There is a website operator who compiles what he has titled "The Complete History of Mario Balotelli's Shenanigans." Must be a full-time job. Even acknowledging that some entrants are exaggerated or manufactured, 46 seems a lot, especially for a 23-year-old.
The striker avoids defenders much better than he does controversy. Hovering near the far post, unseen by England's back line, Balotelli directed a parabolic cross off his mohawk and into the net early in the second half, and Italy withstood the 11th-hour scratch of its venerable goalkeeper to upend England, 2-1, in a World Cup Group D opening game Saturday.
Gianluigi Buffon's twisted ankle, labeled before Saturday as slight by hopeful and/or obfuscating Coach Cesare Prandelli, proved serious enough to sit a player identified by a reputable international soccer society as the globe's supreme keeper of this century. As a veteran of 140 international matches, Buffon, 36, has more caps than a haberdashery. The ravages of age have yet to chip away, and he is a steadying hand on a team sometimes distracted by Balotelli's bouts of immaturity.
Buffon's stand-in, the promising Salvatore Sirigu, had partaken in only one meaningful game with the national team. Though England unloaded 18 shots, only five were on goal, and Sirigu was required to make just one demanding save.
Balotelli's celebrity counterpart, Wayne Rooney of England, served an exquisite pass for a tap-in goal to Daniel Sturridge, but the prolific scorer in non-World Cup settings remained without a point through nine career Cup matches. Rooney missed three tries, one of which looked like a sure thing upon leaving his foot.
The Brits were bumped around in the box, and a certain Japanese referee might have awarded them at least one penalty kick. But Holland's Bjorn Kuipers let them play all day at both ends.

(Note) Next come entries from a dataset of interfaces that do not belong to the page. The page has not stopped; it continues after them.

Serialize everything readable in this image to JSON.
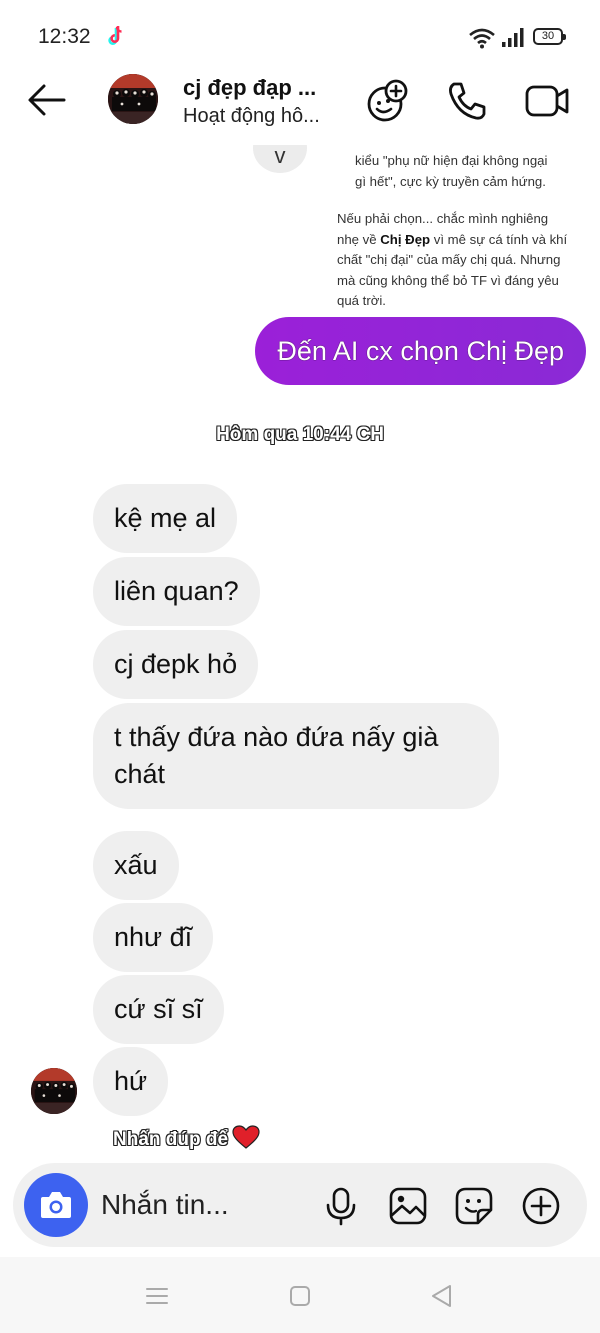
{
  "status_bar": {
    "time": "12:32",
    "battery": "30",
    "icons": [
      "tiktok-icon",
      "wifi-icon",
      "signal-icon",
      "battery-icon"
    ]
  },
  "header": {
    "contact_name": "cj đẹp đạp ...",
    "contact_status": "Hoạt động hô...",
    "icons": [
      "back-arrow-icon",
      "effects-icon",
      "phone-icon",
      "video-camera-icon"
    ]
  },
  "ai_message": {
    "para1_line1": "kiểu \"phụ nữ hiện đại không ngại",
    "para1_line2": "gì hết\", cực kỳ truyền cảm hứng.",
    "para2_part1": "Nếu phải chọn... chắc mình nghiêng nhẹ về ",
    "para2_bold": "Chị Đẹp",
    "para2_part2": " vì mê sự cá tính và khí chất \"chị đại\" của mấy chị quá. Nhưng mà cũng không thể bỏ TF vì đáng yêu quá trời."
  },
  "sent_message": "Đến AI cx chọn Chị Đẹp",
  "timestamp": "Hôm qua 10:44 CH",
  "received_messages": [
    "kệ mẹ al",
    "liên quan?",
    "cj đepk hỏ",
    "t thấy đứa nào đứa nấy già chát",
    "xấu",
    "như đĩ",
    "cứ sĩ sĩ",
    "hứ"
  ],
  "reaction_hint": "Nhấn đúp để",
  "composer": {
    "placeholder": "Nhắn tin...",
    "icons": [
      "camera-icon",
      "microphone-icon",
      "gallery-icon",
      "sticker-icon",
      "plus-icon"
    ]
  },
  "nav_bar": {
    "icons": [
      "menu-icon",
      "home-icon",
      "back-triangle-icon"
    ]
  },
  "colors": {
    "sent_bubble": "#9b20d8",
    "received_bubble": "#efefef",
    "camera_button": "#3d62f0",
    "heart": "#e0202a"
  }
}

Balotelli casually blooped in a first-half shot that was cleared off the line at the last gasp by a leaping defender. Super Mario's tiebreaking score was described by ESPN announcer Ian Darke as "so easy, like shelling peas."